For 2016, analysts expect most retailers to be watching IoT as a long-term trend rather than a mainstream technology. Nevertheless, retailers should start planning for IoT this year so they can act quickly when a business need arises.
Networks Grow to Support Digital Retail Needs
Wi-Fi has already become a foundation for tablet-toting sales associates and mobile point-of-sale terminals. Now, store managers are expanding their networks with free, guest Wi-Fi capabilities.
“Even when they’re in a store, shoppers are still online researching products,” Ni points out. “Retailers are now recognizing that instead of letting customers use cellular networks, guest Wi-Fi offers branding opportunities and the chance for stores to see where customers are going online and what their interests are.”
Ni advises network administrators to work closely with managers in charge of digital commerce and omnichannel operations.
“This will give IT people a much better idea of what business people need and make them aware that networks provide a context that may be monetized,” he says.
Ni also recommends IT officials look at Wi-Fi within a broader networking context.

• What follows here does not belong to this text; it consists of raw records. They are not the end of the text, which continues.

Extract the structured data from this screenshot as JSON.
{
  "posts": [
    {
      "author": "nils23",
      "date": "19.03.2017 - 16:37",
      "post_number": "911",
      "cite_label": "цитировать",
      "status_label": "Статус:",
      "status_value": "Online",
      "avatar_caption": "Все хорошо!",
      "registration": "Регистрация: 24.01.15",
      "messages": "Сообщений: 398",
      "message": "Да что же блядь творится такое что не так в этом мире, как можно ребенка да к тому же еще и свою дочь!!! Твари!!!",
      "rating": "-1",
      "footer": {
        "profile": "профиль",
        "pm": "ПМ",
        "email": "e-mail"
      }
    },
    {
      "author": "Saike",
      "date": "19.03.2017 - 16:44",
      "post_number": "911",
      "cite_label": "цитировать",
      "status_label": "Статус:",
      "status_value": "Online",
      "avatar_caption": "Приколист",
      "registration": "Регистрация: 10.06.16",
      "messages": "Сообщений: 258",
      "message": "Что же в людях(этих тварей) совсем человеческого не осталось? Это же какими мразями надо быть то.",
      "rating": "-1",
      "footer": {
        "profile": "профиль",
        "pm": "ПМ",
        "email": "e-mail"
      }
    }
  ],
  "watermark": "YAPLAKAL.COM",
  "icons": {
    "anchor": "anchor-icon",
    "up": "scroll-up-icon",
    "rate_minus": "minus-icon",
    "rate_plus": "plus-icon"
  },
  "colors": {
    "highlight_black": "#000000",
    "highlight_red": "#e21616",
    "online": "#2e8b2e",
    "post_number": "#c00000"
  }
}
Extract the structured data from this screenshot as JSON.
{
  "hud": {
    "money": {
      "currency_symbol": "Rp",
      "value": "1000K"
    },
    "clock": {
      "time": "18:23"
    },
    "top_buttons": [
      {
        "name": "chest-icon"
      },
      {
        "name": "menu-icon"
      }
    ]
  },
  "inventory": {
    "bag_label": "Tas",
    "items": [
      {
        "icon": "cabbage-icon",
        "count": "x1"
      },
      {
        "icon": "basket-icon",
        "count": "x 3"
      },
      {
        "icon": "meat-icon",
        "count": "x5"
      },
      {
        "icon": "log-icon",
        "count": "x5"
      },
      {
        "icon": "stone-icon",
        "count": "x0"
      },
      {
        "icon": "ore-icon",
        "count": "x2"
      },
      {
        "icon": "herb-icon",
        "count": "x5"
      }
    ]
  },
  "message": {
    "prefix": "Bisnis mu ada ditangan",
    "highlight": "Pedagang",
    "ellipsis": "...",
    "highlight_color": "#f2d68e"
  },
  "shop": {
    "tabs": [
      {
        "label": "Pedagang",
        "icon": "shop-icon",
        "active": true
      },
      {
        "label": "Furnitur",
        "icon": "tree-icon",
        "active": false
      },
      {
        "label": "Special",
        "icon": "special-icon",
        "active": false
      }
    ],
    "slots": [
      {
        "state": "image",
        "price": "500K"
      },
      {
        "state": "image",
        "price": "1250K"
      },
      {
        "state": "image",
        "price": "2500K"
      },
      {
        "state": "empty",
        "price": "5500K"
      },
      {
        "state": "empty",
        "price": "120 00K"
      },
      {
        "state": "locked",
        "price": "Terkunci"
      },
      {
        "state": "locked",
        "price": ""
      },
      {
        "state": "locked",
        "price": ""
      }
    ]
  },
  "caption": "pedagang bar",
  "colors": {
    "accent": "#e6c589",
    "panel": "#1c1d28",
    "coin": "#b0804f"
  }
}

“Now that there’s more and more digital technology going into stores, retailers should look to managing wired and wireless networks as a single, unified fabric,” he says.
For example, Aruba’s Cloud Services Controller combines cloud management with a single appliance for integrated firewall, routing, switching and WAN acceleration capabilities.
Evaluate, Then Act
Staying abreast of important technology developments will be important in the year ahead, but retailers must also act.
“If you’re not trying something new in some area of your operations, you’re moving backward,” Kramer says. “Everything is changing so rapidly, you can’t afford to stand still for long or you’ll never be able to catch up.”